a few things I have learned
There may be those writers that are prolific both in words and ideas but there are some of us who need a jump-start. I am one of those that needs a boost. Several years ago I acquired a book which has helped me unlock creativity. The name of this book is called “Writing Down the Bones” by Natalie Goldberg.
This method is called “freewriting.” One of her suggestions is to spend time every day with a pen and a spiral notebook. I take her at her word, pun intended and each day find a comfortable spot where I won't be disturbed and write, not worried about spelling, grammar, or complete sentences. I keep my pen moving for 15 or 20 minutes, nonstop, not reading what I have written but instead put my notebook away until the next day. After a week or so I go back to see what I can glean and am constantly amazed at how much the subconscious surfaces.
I am a big fan of journaling anyway, I have the habit of carrying the notebook with me and write in it religiously, freewriting or not. Sometimes I just play with words by making list of verbs, adjectives, adverbs, and nouns and combine different words into phrases I make up titles, collect quotes, or do crossword puzzles. I see myself as a writer and keep plenty of pens, paper, stamps, and envelopes on hand so that I am prepared when I take the chance and enter writing contests or submit to magazines. Enjoying the process is the goal.
The internet is full of opportunities for personal publishing. A friend of mine suggested a poetry site for me as a way to share my poems, and I was hooked. I have since moved on to maintaining a few blogs; both personal and public. I write letters. Personal letters are a great way to communicate to relatives and friends. In this age of email, hand-written letters can be treasures to their recipients, telling people that you care about them by taking the time to write in longhand, especially on pretty stationary.
Whether I am writing an essay, an article, or a short story I think: beginning, middle, and end. It is a labor of love to get the first draft written but I just go for it, getting those thoughts out of my head and onto paper. I find that I like to my first draft in long hand sometimes but I also feel comfortable at a keyboard.
I read my piece several times. Then read it again. Do my sentences make sense? (Here, also, is where the grammar comes in) Am I building the main idea? Am I saying what I really want to say? I read my words out loud.
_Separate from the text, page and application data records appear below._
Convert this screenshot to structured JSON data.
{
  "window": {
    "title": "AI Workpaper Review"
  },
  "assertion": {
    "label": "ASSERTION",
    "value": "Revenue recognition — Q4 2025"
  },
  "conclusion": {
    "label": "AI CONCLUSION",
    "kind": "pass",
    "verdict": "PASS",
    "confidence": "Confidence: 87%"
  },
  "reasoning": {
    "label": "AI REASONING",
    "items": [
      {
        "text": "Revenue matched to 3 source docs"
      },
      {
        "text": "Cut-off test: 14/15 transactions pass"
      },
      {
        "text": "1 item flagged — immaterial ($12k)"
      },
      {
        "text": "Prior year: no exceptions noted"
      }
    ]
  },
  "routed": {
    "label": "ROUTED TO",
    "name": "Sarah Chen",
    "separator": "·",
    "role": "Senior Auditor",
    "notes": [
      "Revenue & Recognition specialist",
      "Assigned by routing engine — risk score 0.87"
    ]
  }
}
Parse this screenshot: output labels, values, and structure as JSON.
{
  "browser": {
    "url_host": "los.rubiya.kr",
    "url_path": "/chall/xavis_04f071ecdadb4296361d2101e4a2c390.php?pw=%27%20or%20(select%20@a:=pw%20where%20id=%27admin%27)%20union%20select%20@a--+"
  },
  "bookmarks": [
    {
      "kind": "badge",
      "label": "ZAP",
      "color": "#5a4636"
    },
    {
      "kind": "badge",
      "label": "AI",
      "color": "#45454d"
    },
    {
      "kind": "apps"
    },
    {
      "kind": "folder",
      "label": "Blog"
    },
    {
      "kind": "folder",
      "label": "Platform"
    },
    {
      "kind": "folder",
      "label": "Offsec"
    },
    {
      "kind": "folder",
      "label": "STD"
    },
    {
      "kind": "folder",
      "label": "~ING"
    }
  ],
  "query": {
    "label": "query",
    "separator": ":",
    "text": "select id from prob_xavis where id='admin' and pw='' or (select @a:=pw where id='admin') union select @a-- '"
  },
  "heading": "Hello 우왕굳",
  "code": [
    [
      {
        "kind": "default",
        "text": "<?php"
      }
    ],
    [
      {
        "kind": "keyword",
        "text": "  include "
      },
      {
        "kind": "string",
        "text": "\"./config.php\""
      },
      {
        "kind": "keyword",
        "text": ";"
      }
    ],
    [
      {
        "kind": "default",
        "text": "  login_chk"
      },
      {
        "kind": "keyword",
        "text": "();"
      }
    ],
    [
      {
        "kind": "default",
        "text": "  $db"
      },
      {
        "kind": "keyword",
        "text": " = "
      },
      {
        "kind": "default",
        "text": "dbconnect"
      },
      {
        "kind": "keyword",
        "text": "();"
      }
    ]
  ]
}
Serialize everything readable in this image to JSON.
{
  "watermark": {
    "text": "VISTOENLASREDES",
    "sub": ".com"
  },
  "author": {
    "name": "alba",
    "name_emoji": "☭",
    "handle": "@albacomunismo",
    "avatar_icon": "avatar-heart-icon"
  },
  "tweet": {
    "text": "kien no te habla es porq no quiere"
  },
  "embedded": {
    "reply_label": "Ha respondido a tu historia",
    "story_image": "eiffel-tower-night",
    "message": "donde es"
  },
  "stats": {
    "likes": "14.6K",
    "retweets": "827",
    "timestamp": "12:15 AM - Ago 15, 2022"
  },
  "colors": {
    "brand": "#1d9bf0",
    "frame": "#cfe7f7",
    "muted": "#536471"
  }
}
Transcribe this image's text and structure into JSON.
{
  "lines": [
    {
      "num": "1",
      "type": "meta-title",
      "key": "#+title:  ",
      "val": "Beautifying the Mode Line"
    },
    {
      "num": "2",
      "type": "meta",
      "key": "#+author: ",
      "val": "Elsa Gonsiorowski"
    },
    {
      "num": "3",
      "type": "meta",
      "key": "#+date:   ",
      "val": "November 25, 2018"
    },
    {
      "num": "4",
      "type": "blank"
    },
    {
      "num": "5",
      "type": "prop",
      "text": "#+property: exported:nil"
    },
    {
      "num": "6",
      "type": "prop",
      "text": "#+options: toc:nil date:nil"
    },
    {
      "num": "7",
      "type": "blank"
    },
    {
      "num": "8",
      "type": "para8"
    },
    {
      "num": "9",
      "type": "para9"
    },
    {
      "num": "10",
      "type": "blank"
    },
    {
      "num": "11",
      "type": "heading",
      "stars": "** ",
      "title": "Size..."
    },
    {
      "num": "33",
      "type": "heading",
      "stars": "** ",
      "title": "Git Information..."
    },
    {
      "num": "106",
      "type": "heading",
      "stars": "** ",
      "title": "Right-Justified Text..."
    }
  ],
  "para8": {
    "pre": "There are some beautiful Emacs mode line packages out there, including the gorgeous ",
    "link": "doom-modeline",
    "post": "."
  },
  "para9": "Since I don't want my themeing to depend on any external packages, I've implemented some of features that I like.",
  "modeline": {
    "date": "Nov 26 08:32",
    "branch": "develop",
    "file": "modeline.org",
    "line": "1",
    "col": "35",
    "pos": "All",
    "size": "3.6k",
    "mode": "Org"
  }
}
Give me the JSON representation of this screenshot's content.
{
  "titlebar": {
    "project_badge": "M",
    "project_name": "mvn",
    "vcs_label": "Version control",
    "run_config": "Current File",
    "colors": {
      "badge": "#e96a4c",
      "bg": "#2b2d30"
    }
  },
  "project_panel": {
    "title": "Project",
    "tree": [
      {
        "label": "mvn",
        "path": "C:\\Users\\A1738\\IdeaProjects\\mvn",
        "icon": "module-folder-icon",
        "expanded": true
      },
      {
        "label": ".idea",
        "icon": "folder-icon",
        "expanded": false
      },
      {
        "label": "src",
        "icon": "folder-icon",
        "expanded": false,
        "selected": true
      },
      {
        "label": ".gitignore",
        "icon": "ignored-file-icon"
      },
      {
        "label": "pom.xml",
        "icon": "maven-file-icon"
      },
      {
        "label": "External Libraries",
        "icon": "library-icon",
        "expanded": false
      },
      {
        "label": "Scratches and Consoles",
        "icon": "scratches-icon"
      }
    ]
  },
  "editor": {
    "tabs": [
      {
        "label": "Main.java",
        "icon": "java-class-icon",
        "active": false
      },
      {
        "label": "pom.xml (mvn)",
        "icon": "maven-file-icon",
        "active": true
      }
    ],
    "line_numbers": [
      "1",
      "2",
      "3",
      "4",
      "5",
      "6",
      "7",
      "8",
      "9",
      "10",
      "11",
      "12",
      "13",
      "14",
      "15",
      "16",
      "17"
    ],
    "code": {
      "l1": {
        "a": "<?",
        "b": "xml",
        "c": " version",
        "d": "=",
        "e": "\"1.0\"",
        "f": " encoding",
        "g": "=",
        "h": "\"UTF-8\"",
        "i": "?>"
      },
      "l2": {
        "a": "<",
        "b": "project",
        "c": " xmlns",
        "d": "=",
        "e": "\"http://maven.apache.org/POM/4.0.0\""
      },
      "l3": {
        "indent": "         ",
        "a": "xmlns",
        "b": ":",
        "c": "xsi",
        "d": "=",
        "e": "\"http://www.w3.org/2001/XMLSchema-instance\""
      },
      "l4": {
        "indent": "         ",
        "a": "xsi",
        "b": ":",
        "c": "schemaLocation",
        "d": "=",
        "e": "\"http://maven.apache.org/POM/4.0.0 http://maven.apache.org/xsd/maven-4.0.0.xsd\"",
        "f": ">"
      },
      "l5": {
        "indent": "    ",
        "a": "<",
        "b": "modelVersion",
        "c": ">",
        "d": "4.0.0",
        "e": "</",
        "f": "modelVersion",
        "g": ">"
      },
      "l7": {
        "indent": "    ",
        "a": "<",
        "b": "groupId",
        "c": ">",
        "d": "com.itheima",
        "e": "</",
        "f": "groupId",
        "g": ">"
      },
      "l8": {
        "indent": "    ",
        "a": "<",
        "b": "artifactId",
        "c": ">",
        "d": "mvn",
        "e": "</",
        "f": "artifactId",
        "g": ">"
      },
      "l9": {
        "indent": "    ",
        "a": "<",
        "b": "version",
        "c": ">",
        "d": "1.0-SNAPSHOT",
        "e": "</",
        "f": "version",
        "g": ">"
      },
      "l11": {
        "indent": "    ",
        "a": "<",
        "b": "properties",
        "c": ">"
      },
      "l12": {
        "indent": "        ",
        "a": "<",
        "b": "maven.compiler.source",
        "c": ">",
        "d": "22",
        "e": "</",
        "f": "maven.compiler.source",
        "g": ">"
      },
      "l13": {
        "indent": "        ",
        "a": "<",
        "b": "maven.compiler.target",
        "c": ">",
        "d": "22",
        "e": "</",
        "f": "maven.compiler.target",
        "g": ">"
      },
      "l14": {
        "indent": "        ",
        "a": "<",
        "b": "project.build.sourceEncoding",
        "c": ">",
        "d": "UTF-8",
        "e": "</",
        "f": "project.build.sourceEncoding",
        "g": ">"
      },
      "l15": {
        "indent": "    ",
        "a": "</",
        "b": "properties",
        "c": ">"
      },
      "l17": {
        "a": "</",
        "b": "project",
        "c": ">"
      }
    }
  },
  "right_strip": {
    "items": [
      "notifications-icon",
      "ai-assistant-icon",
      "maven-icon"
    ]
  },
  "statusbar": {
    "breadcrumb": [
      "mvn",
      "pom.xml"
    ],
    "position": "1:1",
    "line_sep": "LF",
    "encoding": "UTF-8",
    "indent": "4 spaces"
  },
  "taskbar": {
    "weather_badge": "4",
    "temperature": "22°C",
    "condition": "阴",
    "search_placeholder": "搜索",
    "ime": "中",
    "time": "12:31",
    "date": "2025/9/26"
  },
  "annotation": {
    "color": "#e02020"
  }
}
Is my piece flowing or choppy?
I proofread and, if possible, have someone else proofread. Sometimes it takes another pair of eyes to spot an error. Correct spelling is essential. Spell checks are a great invention, but they are not foolproof. A word may be correctly spelled, but it may not be the right (write) word! Now I am ready for your second, (third, fourth, etc.) draft. I am not afraid to rewrite. It may take several tries before I have a polished piece. Isn’t that the challenge and the joy of writing?
When I have finished my final draft I put it in a drawer and let it cool for awhile; go for a walk; take a nap, whatever. When I come back to my story I am refreshed and more objective ready for the final step. Then comes the moment I have been working towards. I am ready to submit my manuscript. I don’t do so without consulting a writer’s reference book and/or the guidelines of the publication that I am submitting to. When I comply with the required guidelines I am showing that care about my work and my editor will be impressed. I determine the word count. This is simple on a computer.
Writing is an art and a stimulating way of life whether I get published or not. I am a writer and I enjoy the process of creating. The important thing is believing in myself and never giving up. Once enticed, the Muse comes knocking!